The impact of port relocation and expansion on the natural environment has been little short of catastrophic. But of course the Port does not value that. It does not show up in its accounting of GDP, jobs and “economic output”. Seals and sandpipers adding no value at all to anyone’s bottom line.

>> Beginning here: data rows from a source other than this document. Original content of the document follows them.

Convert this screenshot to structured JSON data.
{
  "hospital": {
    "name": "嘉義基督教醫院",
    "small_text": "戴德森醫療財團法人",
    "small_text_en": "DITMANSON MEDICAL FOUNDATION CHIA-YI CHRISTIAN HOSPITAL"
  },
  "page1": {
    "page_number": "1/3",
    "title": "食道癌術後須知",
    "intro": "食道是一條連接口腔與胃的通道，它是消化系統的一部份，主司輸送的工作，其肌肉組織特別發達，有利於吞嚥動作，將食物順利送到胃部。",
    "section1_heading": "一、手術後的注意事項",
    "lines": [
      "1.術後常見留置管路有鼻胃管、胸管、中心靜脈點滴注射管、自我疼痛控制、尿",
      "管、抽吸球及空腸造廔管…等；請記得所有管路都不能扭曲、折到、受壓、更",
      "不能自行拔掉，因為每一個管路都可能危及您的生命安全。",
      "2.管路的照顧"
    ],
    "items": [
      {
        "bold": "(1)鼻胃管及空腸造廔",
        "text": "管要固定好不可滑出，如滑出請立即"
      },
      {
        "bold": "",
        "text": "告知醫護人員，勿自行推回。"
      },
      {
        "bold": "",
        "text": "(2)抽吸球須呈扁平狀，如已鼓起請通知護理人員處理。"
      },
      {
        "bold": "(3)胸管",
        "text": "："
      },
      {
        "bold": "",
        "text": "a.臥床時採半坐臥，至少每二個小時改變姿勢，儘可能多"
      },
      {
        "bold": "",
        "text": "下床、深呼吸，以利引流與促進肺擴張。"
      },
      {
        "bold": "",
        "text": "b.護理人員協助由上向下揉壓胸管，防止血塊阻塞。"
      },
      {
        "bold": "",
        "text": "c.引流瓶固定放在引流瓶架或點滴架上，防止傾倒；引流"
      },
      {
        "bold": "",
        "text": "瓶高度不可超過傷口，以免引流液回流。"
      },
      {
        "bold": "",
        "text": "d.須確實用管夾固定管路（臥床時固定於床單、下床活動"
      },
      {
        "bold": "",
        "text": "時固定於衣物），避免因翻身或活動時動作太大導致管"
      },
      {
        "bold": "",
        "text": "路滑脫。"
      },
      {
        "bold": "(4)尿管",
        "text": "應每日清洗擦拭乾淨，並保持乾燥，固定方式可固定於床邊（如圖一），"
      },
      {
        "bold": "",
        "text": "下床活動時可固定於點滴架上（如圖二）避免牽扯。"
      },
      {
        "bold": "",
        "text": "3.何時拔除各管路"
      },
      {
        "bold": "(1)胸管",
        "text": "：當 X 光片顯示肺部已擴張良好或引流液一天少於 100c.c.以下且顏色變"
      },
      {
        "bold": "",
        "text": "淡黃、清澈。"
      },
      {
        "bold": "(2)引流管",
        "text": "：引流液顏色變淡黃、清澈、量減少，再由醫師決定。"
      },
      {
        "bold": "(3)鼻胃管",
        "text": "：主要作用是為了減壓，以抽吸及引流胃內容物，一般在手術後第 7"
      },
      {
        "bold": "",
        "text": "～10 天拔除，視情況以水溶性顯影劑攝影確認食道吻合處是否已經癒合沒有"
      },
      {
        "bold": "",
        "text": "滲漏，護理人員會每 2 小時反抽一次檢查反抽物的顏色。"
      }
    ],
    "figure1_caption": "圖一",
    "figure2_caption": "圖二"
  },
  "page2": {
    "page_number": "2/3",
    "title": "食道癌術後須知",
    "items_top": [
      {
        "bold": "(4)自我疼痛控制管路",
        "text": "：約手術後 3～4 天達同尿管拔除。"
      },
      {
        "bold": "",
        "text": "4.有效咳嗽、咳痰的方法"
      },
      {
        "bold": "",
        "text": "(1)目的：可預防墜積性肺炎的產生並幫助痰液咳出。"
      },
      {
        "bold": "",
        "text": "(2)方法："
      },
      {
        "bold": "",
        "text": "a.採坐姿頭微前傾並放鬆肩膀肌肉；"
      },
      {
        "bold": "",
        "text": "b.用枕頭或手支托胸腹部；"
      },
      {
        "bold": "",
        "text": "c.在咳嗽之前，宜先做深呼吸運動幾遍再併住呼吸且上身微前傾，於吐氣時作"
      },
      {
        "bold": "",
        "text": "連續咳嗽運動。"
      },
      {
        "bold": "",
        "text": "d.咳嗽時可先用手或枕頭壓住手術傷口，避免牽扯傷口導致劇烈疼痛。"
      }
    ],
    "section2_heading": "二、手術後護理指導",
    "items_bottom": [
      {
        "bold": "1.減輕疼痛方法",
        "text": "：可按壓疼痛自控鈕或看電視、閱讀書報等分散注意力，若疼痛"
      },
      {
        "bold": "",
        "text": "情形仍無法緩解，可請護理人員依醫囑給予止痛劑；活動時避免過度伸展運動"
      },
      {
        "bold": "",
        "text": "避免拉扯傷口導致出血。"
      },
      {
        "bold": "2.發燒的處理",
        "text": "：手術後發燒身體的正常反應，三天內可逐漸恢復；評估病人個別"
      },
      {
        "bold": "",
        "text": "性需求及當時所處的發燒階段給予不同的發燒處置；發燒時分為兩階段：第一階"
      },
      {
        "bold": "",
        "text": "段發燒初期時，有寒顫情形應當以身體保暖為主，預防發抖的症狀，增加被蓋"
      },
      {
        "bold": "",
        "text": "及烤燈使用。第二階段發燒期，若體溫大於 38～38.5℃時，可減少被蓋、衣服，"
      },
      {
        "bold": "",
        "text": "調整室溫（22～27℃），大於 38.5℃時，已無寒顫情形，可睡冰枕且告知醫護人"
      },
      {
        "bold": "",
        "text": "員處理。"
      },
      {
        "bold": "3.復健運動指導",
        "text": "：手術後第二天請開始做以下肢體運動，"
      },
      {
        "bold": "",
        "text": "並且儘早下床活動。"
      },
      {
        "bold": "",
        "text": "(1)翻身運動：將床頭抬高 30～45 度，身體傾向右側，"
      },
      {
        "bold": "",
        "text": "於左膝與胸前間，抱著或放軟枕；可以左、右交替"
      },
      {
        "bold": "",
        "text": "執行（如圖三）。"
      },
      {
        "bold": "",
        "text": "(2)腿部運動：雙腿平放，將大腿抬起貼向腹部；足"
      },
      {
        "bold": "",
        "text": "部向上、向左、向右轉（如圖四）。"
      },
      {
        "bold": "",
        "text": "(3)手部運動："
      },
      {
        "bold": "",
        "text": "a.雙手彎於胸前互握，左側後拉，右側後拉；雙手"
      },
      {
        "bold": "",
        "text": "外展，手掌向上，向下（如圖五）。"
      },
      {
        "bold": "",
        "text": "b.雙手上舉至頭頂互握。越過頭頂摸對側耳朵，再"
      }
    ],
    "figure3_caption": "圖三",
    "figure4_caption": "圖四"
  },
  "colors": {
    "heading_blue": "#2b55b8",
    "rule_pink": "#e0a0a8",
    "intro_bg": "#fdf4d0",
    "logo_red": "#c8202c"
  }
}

If you really want to look at the port it might be better to consider what the net value added of port activities might be. Especially for the traffic that could be routed through more efficient locations, such as Prince Rupert. For instance, we now ship out lots of raw logs. Many people wonder why it “made sense” to get rid of lots of forest products jobs in BC. We could make things out of timber here once upon a time, and the shipping of finished products is actually more efficient in weight losing industries. Pack flat furniture in containers is a lot cheaper to ship than raw logs simply because they take up less space. Of course up until now, the main reason has been cheap labour abroad and cheap oil to get it there – and back again. Now that China does not want our recycled plastics and cardboard, we are going to have to get a bit more creative. The 100 mile diet is just the start. We will have to consider very carefully the use that we put our scarce land to. Growing food certainly, but also making things as opposed to storing them and packing and unpacking boxes. Which is about all the does take place in our port.

Oh, there is one exception, which is curious. At Fraser Wharves, they do not just drive cars out of ships and onto trains. They also rip out the interiors, and replace things like seats and stereos, and stick on a badge to make it a “Special Edition”. In terms of its impact on price of the finished product it was, once, significant and highly profitable for the dealers. And of course that shows up in any kind of “value added” analysis. The price that is. Not whether or not this is a useful activity to society in general. Which reminds me: 32,000 jobs are in the arts, entertainment and recreation and I happen to value them a bit higher than fork lift truck driving in terms of their contribution to human happiness. Though I expect most of them make much less money than flt drivers.

Written by Stephen Rees

November 26, 2008 at 1:08 pm